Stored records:
BEGIN

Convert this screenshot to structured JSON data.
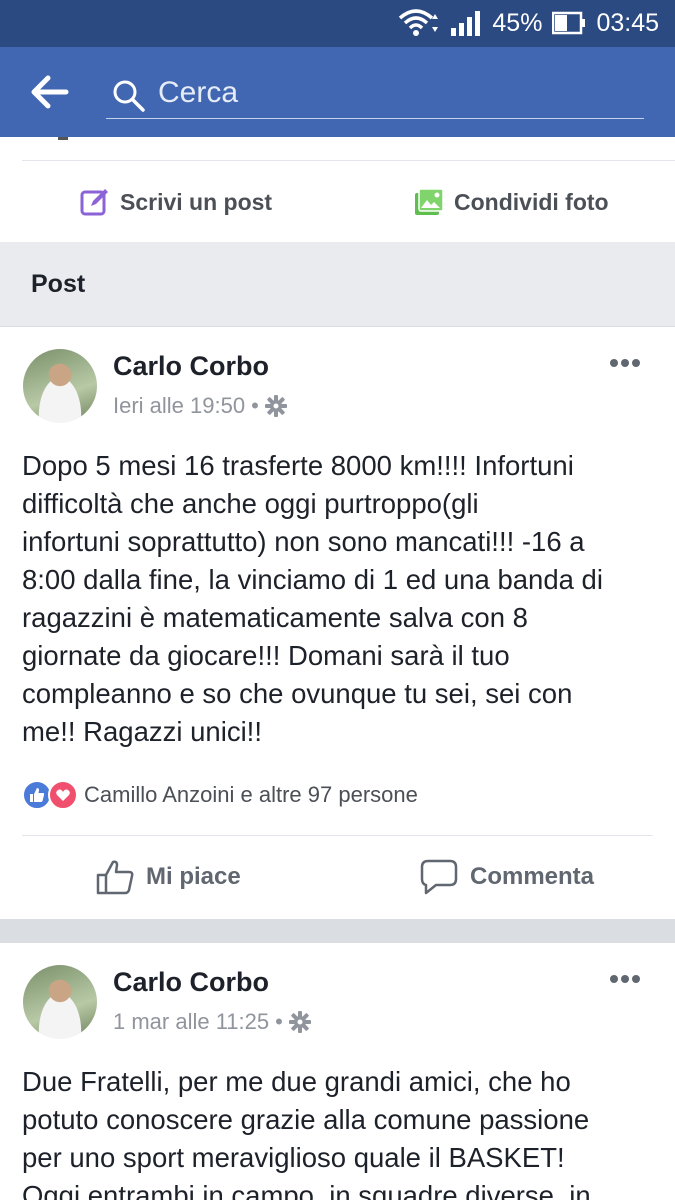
{
  "status_bar": {
    "battery": "45%",
    "time": "03:45"
  },
  "search": {
    "placeholder": "Cerca"
  },
  "composer": {
    "write_post": "Scrivi un post",
    "share_photo": "Condividi foto"
  },
  "section": {
    "title": "Post"
  },
  "posts": [
    {
      "author": "Carlo Corbo",
      "timestamp": "Ieri alle 19:50",
      "separator": "•",
      "text": "Dopo 5 mesi 16 trasferte 8000 km!!!! Infortuni\ndifficoltà che anche oggi purtroppo(gli\ninfortuni soprattutto) non sono mancati!!! -16 a\n8:00 dalla fine, la vinciamo di 1 ed una banda di\nragazzini è matematicamente salva con 8\ngiornate da giocare!!! Domani sarà il tuo\ncompleanno e so che ovunque tu sei, sei con\nme!! Ragazzi unici!!",
      "reactions": "Camillo Anzoini e altre 97 persone",
      "like_label": "Mi piace",
      "comment_label": "Commenta"
    },
    {
      "author": "Carlo Corbo",
      "timestamp": "1 mar alle 11:25",
      "separator": "•",
      "text": "Due Fratelli, per me due grandi amici, che ho\npotuto conoscere grazie alla comune passione\nper uno sport meraviglioso quale il BASKET!\nOggi entrambi in campo, in squadre diverse, in"
    }
  ],
  "icons": {
    "back": "arrow-left-icon",
    "search": "search-icon",
    "write": "edit-icon",
    "photo": "photo-icon",
    "privacy": "gear-icon",
    "more": "more-dots-icon",
    "like": "thumbs-up-icon",
    "comment": "comment-icon"
  },
  "colors": {
    "header": "#4267b2",
    "statusbar": "#2c4a82",
    "write_icon": "#8b63d6",
    "photo_icon": "#5fbf4e",
    "like": "#4a7bd8",
    "love": "#f0506e"
  }
}
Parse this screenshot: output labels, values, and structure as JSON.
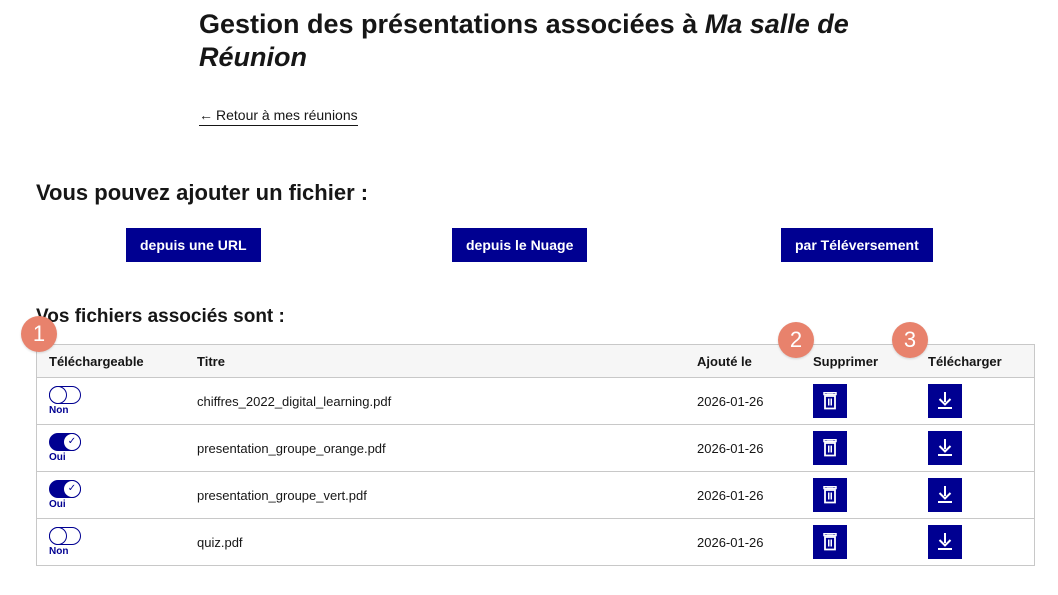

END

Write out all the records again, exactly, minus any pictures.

Convert this screenshot to structured JSON data.
{
  "status_bar": {
    "battery": "45%",
    "time": "03:45"
  },
  "search": {
    "placeholder": "Cerca"
  },
  "composer": {
    "write_post": "Scrivi un post",
    "share_photo": "Condividi foto"
  },
  "section": {
    "title": "Post"
  },
  "posts": [
    {
      "author": "Carlo Corbo",
      "timestamp": "Ieri alle 19:50",
      "separator": "•",
      "text": "Dopo 5 mesi 16 trasferte 8000 km!!!! Infortuni\ndifficoltà che anche oggi purtroppo(gli\ninfortuni soprattutto) non sono mancati!!! -16 a\n8:00 dalla fine, la vinciamo di 1 ed una banda di\nragazzini è matematicamente salva con 8\ngiornate da giocare!!! Domani sarà il tuo\ncompleanno e so che ovunque tu sei, sei con\nme!! Ragazzi unici!!",
      "reactions": "Camillo Anzoini e altre 97 persone",
      "like_label": "Mi piace",
      "comment_label": "Commenta"
    },
    {
      "author": "Carlo Corbo",
      "timestamp": "1 mar alle 11:25",
      "separator": "•",
      "text": "Due Fratelli, per me due grandi amici, che ho\npotuto conoscere grazie alla comune passione\nper uno sport meraviglioso quale il BASKET!\nOggi entrambi in campo, in squadre diverse, in"
    }
  ],
  "icons": {
    "back": "arrow-left-icon",
    "search": "search-icon",
    "write": "edit-icon",
    "photo": "photo-icon",
    "privacy": "gear-icon",
    "more": "more-dots-icon",
    "like": "thumbs-up-icon",
    "comment": "comment-icon"
  },
  "colors": {
    "header": "#4267b2",
    "statusbar": "#2c4a82",
    "write_icon": "#8b63d6",
    "photo_icon": "#5fbf4e",
    "like": "#4a7bd8",
    "love": "#f0506e"
  }
}
Parse this screenshot: output labels, values, and structure as JSON.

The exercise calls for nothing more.